When community corrections officers went to check on Nathaniel Bennett, who was serving an in-home sentence for sexual misconduct with a minor, they found a cellphone with videos of a couple having sex.
The phone also had what was described as “selfies” of Bennett and about 10 pictures of a nude woman.
The contents of the phone violated a court order which barred Bennett from possessing obscene material, prosecutors maintain. Bennett also reportedly failed to make court payments.
Marion County Superior Court Judge Lisa Borges removed Bennett from community corrections. He spent the remainder of his sentence in jail and is now serving three years on probation.
He’s appealing the revocation so that it is not on his permanent record, his public defender Valerie Boots told Supreme Court justices.

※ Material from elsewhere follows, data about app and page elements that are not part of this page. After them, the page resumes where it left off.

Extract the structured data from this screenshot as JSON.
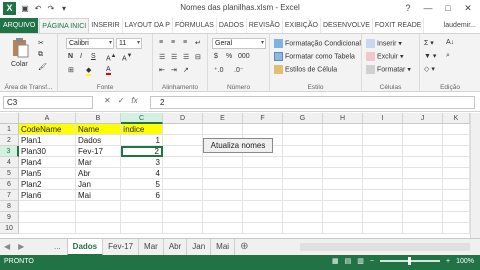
{
  "window": {
    "title": "Nomes das planilhas.xlsm - Excel",
    "app_icon": "X",
    "controls": [
      "?",
      "—",
      "□",
      "✕"
    ]
  },
  "tabs": [
    "ARQUIVO",
    "PÁGINA INICI",
    "INSERIR",
    "LAYOUT DA P",
    "FÓRMULAS",
    "DADOS",
    "REVISÃO",
    "EXIBIÇÃO",
    "DESENVOLVE",
    "FOXIT READE"
  ],
  "active_tab": "PÁGINA INICI",
  "user": "laudemir...",
  "ribbon": {
    "clipboard": {
      "paste": "Colar",
      "label": "Área de Transf..."
    },
    "font": {
      "name": "Calibri",
      "size": "11",
      "label": "Fonte"
    },
    "alignment": {
      "label": "Alinhamento"
    },
    "number": {
      "format": "Geral",
      "label": "Número"
    },
    "styles": {
      "conditional": "Formatação Condicional",
      "table": "Formatar como Tabela",
      "cell_styles": "Estilos de Célula",
      "label": "Estilo"
    },
    "cells": {
      "insert": "Inserir",
      "delete": "Excluir",
      "format": "Formatar",
      "label": "Células"
    },
    "editing": {
      "label": "Edição"
    }
  },
  "formula_bar": {
    "name_box": "C3",
    "value": "2"
  },
  "columns": [
    "A",
    "B",
    "C",
    "D",
    "E",
    "F",
    "G",
    "H",
    "I",
    "J",
    "K"
  ],
  "rows": [
    "1",
    "2",
    "3",
    "4",
    "5",
    "6",
    "7",
    "8",
    "9",
    "10"
  ],
  "table": {
    "headers": [
      "CodeName",
      "Name",
      "índice"
    ],
    "rows": [
      [
        "Plan1",
        "Dados",
        "1"
      ],
      [
        "Plan30",
        "Fev-17",
        "2"
      ],
      [
        "Plan4",
        "Mar",
        "3"
      ],
      [
        "Plan5",
        "Abr",
        "4"
      ],
      [
        "Plan2",
        "Jan",
        "5"
      ],
      [
        "Plan6",
        "Mai",
        "6"
      ]
    ]
  },
  "macro_button": "Atualiza nomes",
  "sheets": [
    "Dados",
    "Fev-17",
    "Mar",
    "Abr",
    "Jan",
    "Mai"
  ],
  "active_sheet": "Dados",
  "status": {
    "ready": "PRONTO",
    "zoom": "100%"
  },
  "colors": {
    "excel_green": "#217346",
    "header_fill": "#ffff00"
  }
}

Boots argued that the photos and videos were not obscene since they were produced by consenting adults, bringing up a possible long-standing discrepancy in Indiana law.

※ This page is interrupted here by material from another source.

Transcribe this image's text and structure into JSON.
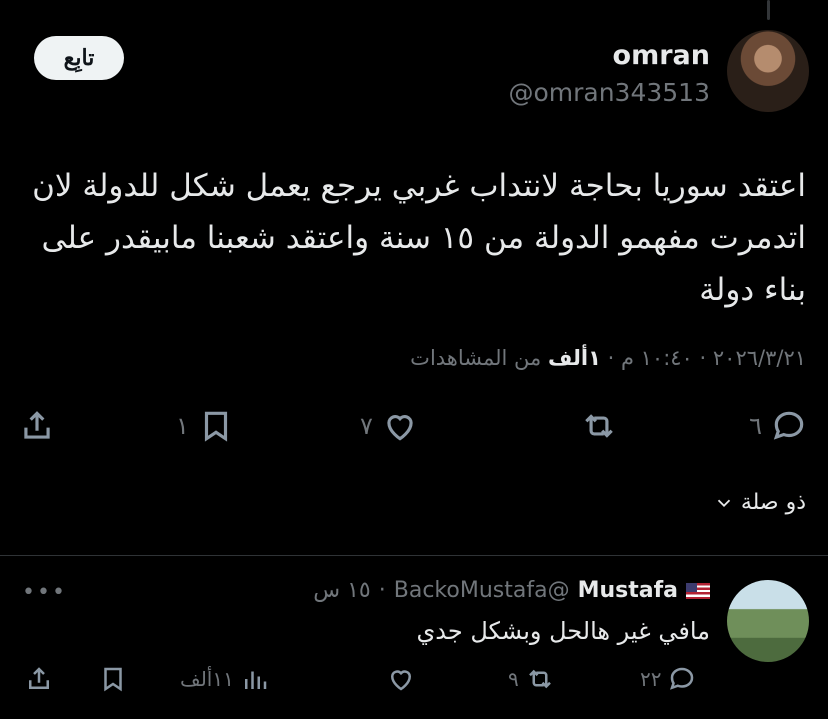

Justice Geoffrey Slaughter said to Boots, “There’s nothing in the law of obscenity that says consenting adults cannot engage in obscene matter. Or that the photographs of that activity cannot be obscene as a matter of law.”